This led in 1687 to the Indian raids on New France. And so as a direct result of the weakness of the successors to Frontenac, Jean along with four others was killed in a raid on Baie D'Urfe on Sept. 30, 1687 and the whole community was abandoned and the Lalondes took refuge in Lachine. Though unhurt the Lalondes experienced the Lachine massacre on Aug. 5 1689.

To save new France the King recalled Denonville and reappointed Frontenac as governor. Frontenac was especially effective in times of crisis and by the time of his death in 1698 he had prepared the way for the peace treaty that was signed in 1701. This treaty allowed the Lalondes to return to their farm at Baie D'Urfe.

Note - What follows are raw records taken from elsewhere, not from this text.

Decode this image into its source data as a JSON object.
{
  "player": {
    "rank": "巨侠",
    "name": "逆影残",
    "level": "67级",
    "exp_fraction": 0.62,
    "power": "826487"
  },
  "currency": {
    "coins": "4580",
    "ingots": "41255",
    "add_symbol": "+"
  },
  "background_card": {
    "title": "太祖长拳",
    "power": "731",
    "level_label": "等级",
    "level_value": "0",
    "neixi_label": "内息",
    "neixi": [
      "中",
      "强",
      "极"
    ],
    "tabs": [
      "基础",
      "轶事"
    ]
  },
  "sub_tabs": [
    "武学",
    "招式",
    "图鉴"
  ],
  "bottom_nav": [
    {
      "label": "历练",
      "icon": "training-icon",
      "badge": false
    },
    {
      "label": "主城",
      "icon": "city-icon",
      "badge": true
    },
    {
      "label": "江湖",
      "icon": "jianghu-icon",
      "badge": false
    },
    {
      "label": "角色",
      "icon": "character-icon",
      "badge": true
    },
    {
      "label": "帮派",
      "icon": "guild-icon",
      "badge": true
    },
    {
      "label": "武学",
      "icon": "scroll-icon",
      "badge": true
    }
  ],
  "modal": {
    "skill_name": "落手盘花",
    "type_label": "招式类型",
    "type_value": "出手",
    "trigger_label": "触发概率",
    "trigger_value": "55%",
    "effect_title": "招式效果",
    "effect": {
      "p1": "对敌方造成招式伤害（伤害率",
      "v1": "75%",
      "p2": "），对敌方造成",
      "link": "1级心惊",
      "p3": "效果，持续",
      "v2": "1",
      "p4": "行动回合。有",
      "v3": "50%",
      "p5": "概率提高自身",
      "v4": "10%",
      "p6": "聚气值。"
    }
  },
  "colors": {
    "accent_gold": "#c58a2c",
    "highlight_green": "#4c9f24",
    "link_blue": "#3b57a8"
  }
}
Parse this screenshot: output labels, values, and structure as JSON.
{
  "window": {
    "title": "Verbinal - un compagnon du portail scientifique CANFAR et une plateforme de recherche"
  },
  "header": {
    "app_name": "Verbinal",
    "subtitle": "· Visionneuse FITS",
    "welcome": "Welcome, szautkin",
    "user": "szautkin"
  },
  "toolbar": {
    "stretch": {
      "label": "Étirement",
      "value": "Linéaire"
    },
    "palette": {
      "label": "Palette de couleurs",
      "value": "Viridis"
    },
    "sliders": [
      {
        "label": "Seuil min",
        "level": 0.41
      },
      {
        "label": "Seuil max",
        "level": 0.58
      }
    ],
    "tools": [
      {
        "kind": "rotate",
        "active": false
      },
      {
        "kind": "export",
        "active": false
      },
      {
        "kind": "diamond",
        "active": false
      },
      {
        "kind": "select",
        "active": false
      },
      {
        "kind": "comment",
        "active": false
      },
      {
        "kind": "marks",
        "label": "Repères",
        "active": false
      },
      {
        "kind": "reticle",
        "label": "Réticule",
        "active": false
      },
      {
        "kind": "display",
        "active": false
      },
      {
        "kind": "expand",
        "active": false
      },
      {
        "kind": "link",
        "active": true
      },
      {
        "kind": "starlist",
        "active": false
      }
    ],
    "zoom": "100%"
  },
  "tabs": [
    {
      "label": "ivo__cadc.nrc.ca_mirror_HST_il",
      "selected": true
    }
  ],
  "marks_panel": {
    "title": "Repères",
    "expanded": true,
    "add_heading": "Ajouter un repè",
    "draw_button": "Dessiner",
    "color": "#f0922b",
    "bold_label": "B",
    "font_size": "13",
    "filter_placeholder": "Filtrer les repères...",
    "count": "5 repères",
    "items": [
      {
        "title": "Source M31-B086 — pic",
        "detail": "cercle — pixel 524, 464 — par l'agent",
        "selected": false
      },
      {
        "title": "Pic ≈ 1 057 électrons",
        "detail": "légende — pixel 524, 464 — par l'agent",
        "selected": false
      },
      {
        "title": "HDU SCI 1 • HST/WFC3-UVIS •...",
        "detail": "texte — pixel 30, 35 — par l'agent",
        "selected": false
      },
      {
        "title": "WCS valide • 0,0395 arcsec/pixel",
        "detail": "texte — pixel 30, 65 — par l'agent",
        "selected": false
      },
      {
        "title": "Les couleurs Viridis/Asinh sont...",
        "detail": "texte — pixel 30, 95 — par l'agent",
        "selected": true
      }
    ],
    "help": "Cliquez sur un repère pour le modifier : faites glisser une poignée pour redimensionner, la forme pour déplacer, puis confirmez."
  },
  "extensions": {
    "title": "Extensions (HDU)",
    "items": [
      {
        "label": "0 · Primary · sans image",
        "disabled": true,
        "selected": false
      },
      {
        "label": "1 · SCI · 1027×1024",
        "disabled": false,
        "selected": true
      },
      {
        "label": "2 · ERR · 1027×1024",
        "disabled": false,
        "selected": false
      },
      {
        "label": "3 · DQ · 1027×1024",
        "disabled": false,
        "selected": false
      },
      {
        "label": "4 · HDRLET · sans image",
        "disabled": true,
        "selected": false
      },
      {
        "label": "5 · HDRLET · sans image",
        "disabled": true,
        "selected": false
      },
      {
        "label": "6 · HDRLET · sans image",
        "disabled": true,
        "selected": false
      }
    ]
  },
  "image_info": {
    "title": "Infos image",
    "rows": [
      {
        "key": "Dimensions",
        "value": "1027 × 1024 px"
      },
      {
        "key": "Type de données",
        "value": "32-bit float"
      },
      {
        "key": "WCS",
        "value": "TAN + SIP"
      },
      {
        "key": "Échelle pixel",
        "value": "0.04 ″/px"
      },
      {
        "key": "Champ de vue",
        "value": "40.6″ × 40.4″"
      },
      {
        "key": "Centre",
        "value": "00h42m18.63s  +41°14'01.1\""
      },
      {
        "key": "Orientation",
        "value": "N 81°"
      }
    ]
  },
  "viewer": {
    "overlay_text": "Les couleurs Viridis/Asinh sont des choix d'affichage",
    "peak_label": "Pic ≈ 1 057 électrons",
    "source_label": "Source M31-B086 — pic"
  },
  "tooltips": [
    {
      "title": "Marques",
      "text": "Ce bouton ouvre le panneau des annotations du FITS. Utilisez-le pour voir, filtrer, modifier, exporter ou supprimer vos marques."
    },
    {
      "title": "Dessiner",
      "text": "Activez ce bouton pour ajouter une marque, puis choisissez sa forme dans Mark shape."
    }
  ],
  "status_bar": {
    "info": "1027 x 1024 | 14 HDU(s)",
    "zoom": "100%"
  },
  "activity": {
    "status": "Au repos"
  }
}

In 1703 another governor with a great impact on the Lalondes was appointed. Philip de Rigaud Vaudreuil was governor from 1703 to 1725. Now that peace existed with the Indians and they were now his allies he concerned himself with both keeping the Indians content and preventing the English from capturing French territory. His main area of concern was Acadia. To keep the English off guard and prevent them from attacking Acadia he embarked on a series of raids in New England. The largest of those raids happened on Feb.29, 1704 at Deerfield. In that raid, Sarah Allen was captured and brought to Montreal. She was subsequently sold to Jean Quenet of Baie D'Urfe as a domestic. It was there that she met Guillaume Lalonde the youngest son of Jean and Marie. They were married at St-Louis de Haut de L'Ile in 1710.

So both good and bad governors of New France had a very direct impact on the Lalonde family.

© 2002 Chris Lalonde & Eric Lalonde                                        Updated: June 22, 2003